As Garvey rebels, Laurie’s just trying to deal. It is so fitting that Laurie is a therapist for some reason. And it’s another Lost moment when her patient is none other than Guilty Remnant leader Patti. Patti is predicting the end, actually always predicting the end due to the damage her abusive husband has inflicted upon her. But one thing remains clear about these two: they can see through the bullshit other people put up. Patti recognizes Laurie is another lost soul, even if Laurie hasn’t yet. 

Laurie is dealing with the news, as we later learn, that she is pregnant, just as her marriage is failing. So she wants a puppy, but really she wants a child and it’s so saddening to see her at her ultrasound. Because you know that child was going to disappear and you know that’s what put Laurie over the edge.

Her son Tommy’s story is a bit more ambiguous, but it’s most definitely tied into his complicated relationship with his fathers. Learning he’s the adopted son of Kevin Garvey, Tommy is already a bit of a mess, getting drunk outside his bio dad’s house and pleading to talk. And he’s already upset that his father is pretending like he never had a wife and son, and he’s confused as to why he has to pretend. But the final image of him and Jill, holding hands in a circle with people who have disappeared, may have just pushed Tommy over the edge.

Elsewhere, we learn that Nora has been looking upon her pre-Departure days with nostalgia goggles because, as we suspected, it wasn’t the perfect life. Her children may love her, but her husband is distant as he has an affair and she feels unfulfilled as a stay-at-home mother. So much so that she interviews for a campaign job in Lucy’s run as Mayor. Nora’s desperate to learn if she has this job that she snaps at her family, turns around and pivots back to learn that they are gone. We knew it would happen, but it’s still heartbreaking to realize Nora couldn’t even have a chance at having it all. 

Other Thoughts

– Matt and his wife were at the doctor checking up on a cancer scare before their car accident. It looks like Matt may have been drinking…

– I missed Meg this week. But if I recall, her story had her mother dying during Chief Garvey’s celebration, so I’m not sure she would have been too much fun in this episode. Also, I missed the Frost twins and Aimee.

– I did not miss whatever is going on with Holy Wayne, sitting plot device Christine or Stranger Dean. I would very much like to never see them again after this season.
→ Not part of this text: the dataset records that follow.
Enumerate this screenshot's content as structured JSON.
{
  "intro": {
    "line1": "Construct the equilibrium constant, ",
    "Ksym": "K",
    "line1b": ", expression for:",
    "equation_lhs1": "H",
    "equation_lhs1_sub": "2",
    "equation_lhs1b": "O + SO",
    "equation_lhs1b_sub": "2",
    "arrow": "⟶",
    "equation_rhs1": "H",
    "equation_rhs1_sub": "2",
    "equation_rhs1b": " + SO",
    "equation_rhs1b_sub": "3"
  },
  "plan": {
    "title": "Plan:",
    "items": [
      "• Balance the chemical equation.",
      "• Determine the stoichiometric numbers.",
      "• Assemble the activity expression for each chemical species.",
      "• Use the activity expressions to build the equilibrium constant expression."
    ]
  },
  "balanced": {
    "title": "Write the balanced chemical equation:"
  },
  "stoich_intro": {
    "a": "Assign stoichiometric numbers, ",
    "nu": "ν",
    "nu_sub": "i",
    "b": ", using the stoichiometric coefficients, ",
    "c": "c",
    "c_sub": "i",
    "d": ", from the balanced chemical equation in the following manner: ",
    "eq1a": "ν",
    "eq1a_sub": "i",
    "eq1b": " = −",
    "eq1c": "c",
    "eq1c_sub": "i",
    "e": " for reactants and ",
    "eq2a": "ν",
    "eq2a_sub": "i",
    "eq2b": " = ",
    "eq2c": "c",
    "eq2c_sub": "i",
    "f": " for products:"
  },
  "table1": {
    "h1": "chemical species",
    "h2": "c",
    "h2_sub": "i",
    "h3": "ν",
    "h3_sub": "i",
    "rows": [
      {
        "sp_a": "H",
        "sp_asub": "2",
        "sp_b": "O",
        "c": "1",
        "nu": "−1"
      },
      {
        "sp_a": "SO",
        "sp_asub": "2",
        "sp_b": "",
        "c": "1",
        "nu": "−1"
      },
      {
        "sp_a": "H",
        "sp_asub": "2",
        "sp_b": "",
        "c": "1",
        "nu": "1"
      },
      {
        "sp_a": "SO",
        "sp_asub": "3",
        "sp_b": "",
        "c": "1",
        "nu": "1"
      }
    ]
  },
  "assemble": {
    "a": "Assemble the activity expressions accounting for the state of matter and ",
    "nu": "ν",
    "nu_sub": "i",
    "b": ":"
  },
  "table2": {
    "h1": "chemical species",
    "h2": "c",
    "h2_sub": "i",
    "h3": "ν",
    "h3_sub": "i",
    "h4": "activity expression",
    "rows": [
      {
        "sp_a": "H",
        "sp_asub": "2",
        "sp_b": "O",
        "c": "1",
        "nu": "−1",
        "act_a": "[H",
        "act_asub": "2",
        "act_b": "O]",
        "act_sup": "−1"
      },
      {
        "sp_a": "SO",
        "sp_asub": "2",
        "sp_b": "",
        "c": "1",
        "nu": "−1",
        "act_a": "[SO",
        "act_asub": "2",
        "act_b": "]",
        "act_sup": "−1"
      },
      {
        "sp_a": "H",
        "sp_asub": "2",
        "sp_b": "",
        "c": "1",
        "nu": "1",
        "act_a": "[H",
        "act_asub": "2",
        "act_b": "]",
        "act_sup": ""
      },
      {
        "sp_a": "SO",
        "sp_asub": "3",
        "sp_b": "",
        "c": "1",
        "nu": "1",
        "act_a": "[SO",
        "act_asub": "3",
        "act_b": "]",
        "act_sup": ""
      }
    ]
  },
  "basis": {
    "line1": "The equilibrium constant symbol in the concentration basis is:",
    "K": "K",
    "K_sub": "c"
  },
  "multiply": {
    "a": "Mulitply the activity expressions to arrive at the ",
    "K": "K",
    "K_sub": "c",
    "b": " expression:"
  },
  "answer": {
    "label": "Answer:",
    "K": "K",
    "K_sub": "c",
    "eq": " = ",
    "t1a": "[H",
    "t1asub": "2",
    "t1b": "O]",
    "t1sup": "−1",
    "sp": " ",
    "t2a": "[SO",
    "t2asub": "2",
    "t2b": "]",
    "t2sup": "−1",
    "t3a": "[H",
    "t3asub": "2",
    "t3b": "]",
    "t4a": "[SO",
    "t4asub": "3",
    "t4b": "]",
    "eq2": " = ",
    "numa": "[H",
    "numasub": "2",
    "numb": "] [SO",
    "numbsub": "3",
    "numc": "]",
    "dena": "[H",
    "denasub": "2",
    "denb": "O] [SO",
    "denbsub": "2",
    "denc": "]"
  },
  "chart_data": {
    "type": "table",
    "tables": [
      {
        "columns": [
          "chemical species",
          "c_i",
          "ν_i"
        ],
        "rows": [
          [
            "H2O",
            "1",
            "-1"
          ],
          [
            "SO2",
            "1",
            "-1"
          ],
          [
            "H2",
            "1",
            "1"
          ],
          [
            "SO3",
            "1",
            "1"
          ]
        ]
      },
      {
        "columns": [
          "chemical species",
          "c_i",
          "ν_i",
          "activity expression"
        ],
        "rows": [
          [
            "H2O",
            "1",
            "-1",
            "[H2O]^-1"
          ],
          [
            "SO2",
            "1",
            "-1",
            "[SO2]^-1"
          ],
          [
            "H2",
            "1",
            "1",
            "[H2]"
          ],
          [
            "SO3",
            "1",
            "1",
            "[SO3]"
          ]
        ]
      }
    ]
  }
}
– Blink and You Miss Them: it was bittersweet seeing Gladys alive and well. (In my mind, Patti murdered her, even if Patti believes Gladys wanted that. No one screams for mercy and still wants to die. But the Internet may disagree with me.) Also, we see the older couple with the son with autism whom Nora interviewed earlier in the season. We also see the infamous baby and woman from the pilot in her car. 

– Male Objectification Corner: Justin Theroux is a very beautiful man. And one ripped father! 

– I’ve seen Chris Zylka, who plays Tommy, play teenaged love interests for so long that I just automatically assume that when he’s on screen with a youngish looking girl, he’s her love interest. I saw him on The Secret Circle and Twisted do pretty much the same thing. It’s weird because this guy looks like he’s in his mid to late 20s. This is a long way of saying that my brain is hardwired to see him as an inappropriately-aged love interest. So imagine how high my ick factor was when he was on screen with the very young looking Margaret Qualley, who plays Jill. The two are brother and sister on the show and my mind went there, so I want confirmation that I’m just sick or that there was some inappropriate flirting. Also, thank heavens Chris Zylka is finally not being cast as a teenager. He’s so much more interesting here.

– Garvey confirms my fears in this episode that he’s just never been a dog person. He doesn’t want a dog and he doesn’t want another daughter (probably). 


The Leftovers airs Sundays at 10pm on HBO.

(Image courtesy of HBO)

Emily E. Steck

Contributing Writer, BuddyTV